Heavy Craving

#Review: Heavy Craving (East Asia Film Festival Ireland)

Heavy Craving is full of the complexities of life and because of that and the charm of its lead it is a much watch.
Reader Rating0 Votes

Starring Jia-Yin Tsai as Jiang Ying-Juan Heavy Craving the next film out from the East Asia Film Festival is a story about accepting yourself even if at times no one else does. Jiang is the cook at her mother’s playschool and is dubbed Ms Dinosaur by the children. This is likely due to her shocking age (30) and her plus size frame.

Her life isn’t any better at home as her mother constantly berates her to eat less and lose weight. This is not helped when she is assaulted by her neighbour. Thankfully she is assisted by a delivery man. Spurred by his story of weight loss and by more helpful “nudges” by her mother Jiang begins her journey to a better version of herself. The question looming, however, is this journey really helping her become her “better” self?

In Heavy Craving you learn about the better self

Heavy Craving is a wonderfully frank film about weight loss and the struggles people have with it. The use of the model as a kind of spirit that haunts Jiang along the film is well done.

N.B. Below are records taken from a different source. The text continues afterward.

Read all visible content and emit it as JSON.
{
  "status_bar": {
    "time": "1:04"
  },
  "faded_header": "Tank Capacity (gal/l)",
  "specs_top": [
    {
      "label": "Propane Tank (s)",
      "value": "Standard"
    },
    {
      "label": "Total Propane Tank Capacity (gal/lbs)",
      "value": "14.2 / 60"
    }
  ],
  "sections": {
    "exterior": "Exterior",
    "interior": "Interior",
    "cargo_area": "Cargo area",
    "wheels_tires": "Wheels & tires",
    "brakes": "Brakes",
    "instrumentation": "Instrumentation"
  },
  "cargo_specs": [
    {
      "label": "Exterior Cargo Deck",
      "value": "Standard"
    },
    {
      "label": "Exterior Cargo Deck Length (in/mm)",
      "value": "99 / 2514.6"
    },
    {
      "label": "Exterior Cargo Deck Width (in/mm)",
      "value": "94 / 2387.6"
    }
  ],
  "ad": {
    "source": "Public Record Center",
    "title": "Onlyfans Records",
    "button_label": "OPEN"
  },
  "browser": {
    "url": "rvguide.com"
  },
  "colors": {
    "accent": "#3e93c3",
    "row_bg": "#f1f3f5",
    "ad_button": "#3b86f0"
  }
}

She is this omnipresent force constantly teasing Jiang of what she could be. There is also the vernacular that the film uses. Many insults are thrown at Jiang throughout the course of the film but she lets them slide off her for the most part and it shows a special kind of maturity. There is even a surprisingly charming scene where Jiang and her friend Wu (Yao-Jen Chang) bond over the various names they’ve been called over the years. It’s a funny scene but much like the film, there is a lingering sense of tragedy layered within it.

Though the film has a sense of humour and is funny it never forgets that issues with weight and the stigma around it are a real problem people face. Wu has his own issues even though when we first meet him he seems to have everything in hand.

Heavy Craving

The reason why Heavy Craving worked so well for me was its cast. They acted their asses off. In particular, Jia-Yin Tsai who made me laugh then could bring me to tears within the same scene.

Director Pei-Ju Hsieh also should be commended for her writing as well as directing. Couple that with the cinematography of Hao-jan Chang and Heavy Craving is a film brimming with life. There is one scene where Jiang is fighting for her way of life and the way the scene is set up, the lighting and the direction it sticks out as a highlight in an already exemplary film.

All of these elements together make for a great film perhaps the best one out of the whole festival. If there were any issues it would be with the score. It’s quite comedic and at the start of the film that works but as the story reveals itself and we go on this journey with Jiang the film becomes far more of a drama than a comedy. Thus making the score feel out of place.

Heavy Craving is full of the complexities of life and because of that and the charm of its lead it is a much watch.

Stay tuned to Scannain for more on the East Asia Film Festival Ireland.